Cutting it short, these sessions do finally prove that, with proper planning and effort, Badfinger could have easily landed themselves a fine, respectable live album that could hold its own next to all the biggies of the era. Could, but did not. In order to truly qualify, these BBC sessions should have (a) belonged to a single, coherent show (because, what, two versions of ʽSuitcaseʼ? Ple­ase!); (b) cut down on the jamming (the six fast minutes of ʽOnly You Know And I Knowʼ are perfectly enough, completely lay out all the instrumental techniques of all the band members and do not require to be further supported by the nine slower minutes of ʽFeelin' Alrightʼ); (c) included a few of the hits — not ʽDay After Dayʼ, perhaps, which never worked well live, but why not ʽNo Mat­ter Whatʼ?; (d) been recorded, or preserved, in better quality. Satisfy all these conditions, and you get yourself a platter worthy of a... well, of a T. Rex or a David Bowie live album, at the very least (we won't be pushing things too far here).
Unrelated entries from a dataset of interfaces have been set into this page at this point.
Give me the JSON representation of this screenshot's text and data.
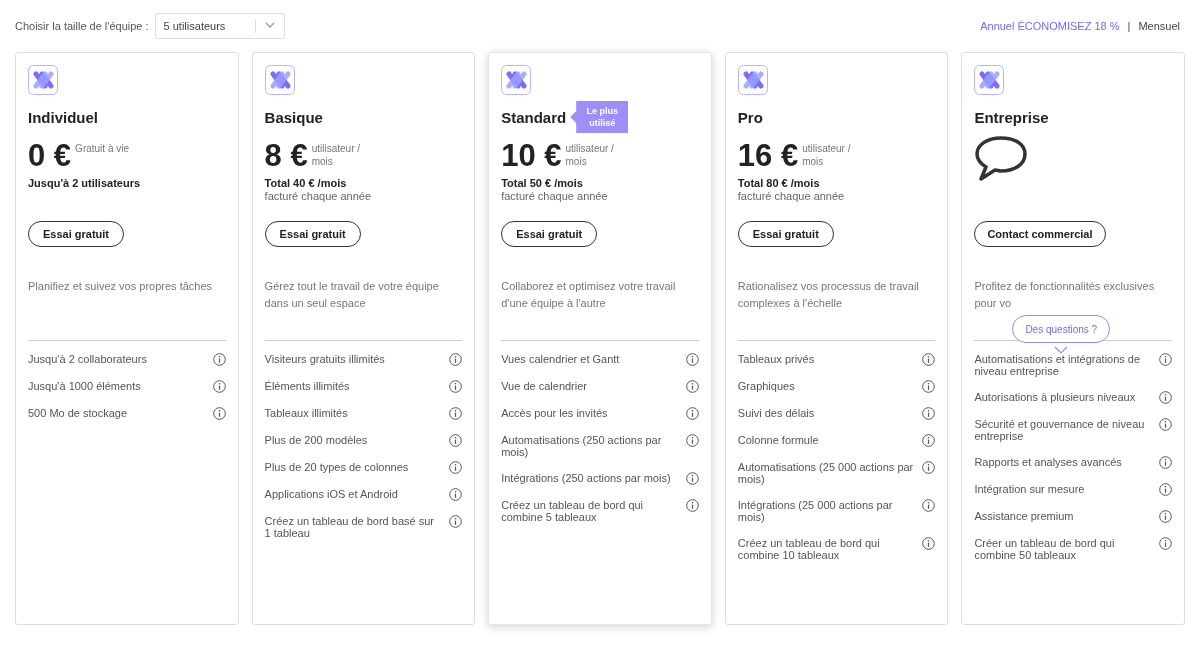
{
  "team_size": {
    "label": "Choisir la taille de l'équipe :",
    "value": "5 utilisateurs"
  },
  "billing": {
    "options": [
      {
        "label": "Annuel ÉCONOMISEZ 18 %",
        "selected": true
      },
      {
        "label": "Mensuel",
        "selected": false
      }
    ],
    "separator": "|"
  },
  "plans": [
    {
      "name": "Individuel",
      "highlighted": false,
      "price": {
        "kind": "amount",
        "amount": "0 €",
        "unit": "Gratuit à vie"
      },
      "total": "Jusqu'à 2 utilisateurs",
      "button": "Essai gratuit",
      "description": "Planifiez et suivez vos propres tâches",
      "features": [
        "Jusqu'à 2 collaborateurs",
        "Jusqu'à 1000 éléments",
        "500 Mo de stockage"
      ]
    },
    {
      "name": "Basique",
      "highlighted": false,
      "price": {
        "kind": "amount",
        "amount": "8 €",
        "unit": "utilisateur / mois"
      },
      "total": "Total 40 € /mois",
      "billed": "facturé chaque année",
      "button": "Essai gratuit",
      "description": "Gérez tout le travail de votre équipe dans un seul espace",
      "features": [
        "Visiteurs gratuits illimités",
        "Éléments illimités",
        "Tableaux illimités",
        "Plus de 200 modèles",
        "Plus de 20 types de colonnes",
        "Applications iOS et Android",
        "Créez un tableau de bord basé sur 1 tableau"
      ]
    },
    {
      "name": "Standard",
      "highlighted": true,
      "badge": "Le plus utilisé",
      "price": {
        "kind": "amount",
        "amount": "10 €",
        "unit": "utilisateur / mois"
      },
      "total": "Total 50 € /mois",
      "billed": "facturé chaque année",
      "button": "Essai gratuit",
      "description": "Collaborez et optimisez votre travail d'une équipe à l'autre",
      "features": [
        "Vues calendrier et Gantt",
        "Vue de calendrier",
        "Accès pour les invités",
        "Automatisations (250 actions par mois)",
        "Intégrations (250 actions par mois)",
        "Créez un tableau de bord qui combine 5 tableaux"
      ]
    },
    {
      "name": "Pro",
      "highlighted": false,
      "price": {
        "kind": "amount",
        "amount": "16 €",
        "unit": "utilisateur / mois"
      },
      "total": "Total 80 € /mois",
      "billed": "facturé chaque année",
      "button": "Essai gratuit",
      "description": "Rationalisez vos processus de travail complexes à l'échelle",
      "features": [
        "Tableaux privés",
        "Graphiques",
        "Suivi des délais",
        "Colonne formule",
        "Automatisations (25 000 actions par mois)",
        "Intégrations (25 000 actions par mois)",
        "Créez un tableau de bord qui combine 10 tableaux"
      ]
    },
    {
      "name": "Entreprise",
      "highlighted": false,
      "price": {
        "kind": "contact"
      },
      "button": "Contact commercial",
      "description": "Profitez de fonctionnalités exclusives pour vo",
      "features": [
        "Automatisations et intégrations de niveau entreprise",
        "Autorisations à plusieurs niveaux",
        "Sécurité et gouvernance de niveau entreprise",
        "Rapports et analyses avancés",
        "Intégration sur mesure",
        "Assistance premium",
        "Créer un tableau de bord qui combine 50 tableaux"
      ]
    }
  ],
  "help_bubble": "Des questions ?"
}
So it's a damn appropriate way to finish up the section — show just one more thing that Badfin­ger could have been, yet never became. In the end, their legacy for the wide crowds consists of Mariah Carey's version of ʽWithout Youʼ (and she actually learnt the song from Harry Nilsson and pro­bably does not know the real authors herself up to this day), and their legacy for the nar­row crowds mainly consists of three old power pop hits (ʽNo Matter Whatʼ / ʽBaby Blueʼ / ʽDay After Dayʼ) plus, maybe, ʽCome And Get Itʼ (a Top Of The Pops version of which is, by the way, included on this BBC disc as a small bonus to fill up empty CD space). Is this explainable? Yes. Understandable? By all means. Justified? No way. If you haven't already done it, go buy a Bad­finger CD. Do good by Petera Ham, who did not even get to see her dad.

Check "BBC In Concert 1972-1973" (CD) on Amazon


  1. "as distinguished from ..."
    You do realize that your usage of the terms hardrock and heavy metal is quite anachronistic, do you? Being from 1963 I can witness that until the late 70's the two were synonymous. That makes quite some sense - as only four bands (five if you count Grand Funk Railroad; that band wasn't big in western Europe) had hit the market in a big way there was no need to separate the two. So nobody did.
    Distinguishing hardrock from heavy metal only became meaningful because of Judas Priest and Iron Maiden.

    As I wrote before I quite like the vocal part (the first two minutes) of Suitcase, with its fine introductory riff and its mean slide guitar.
    Better Days perfectly makes clear why this band never had a serious chance. Now matter how hard they tried, they remained a bunch of pussies compared to their competitors.
    That oabviously should nobody prevent from enjoying their output nowadays.

  2. Could Badfinger have wised up and gone the glitter pop route? After all, they were on the same level instrumentally as Sweet and Slade. Perhaps cobbling together some football chants and putting on some Alvin Stardust clothes might have turned things around for them. It's not as though they'd be selling out or dumbing down - after all, this is Badfinger we're talking about, not the Who.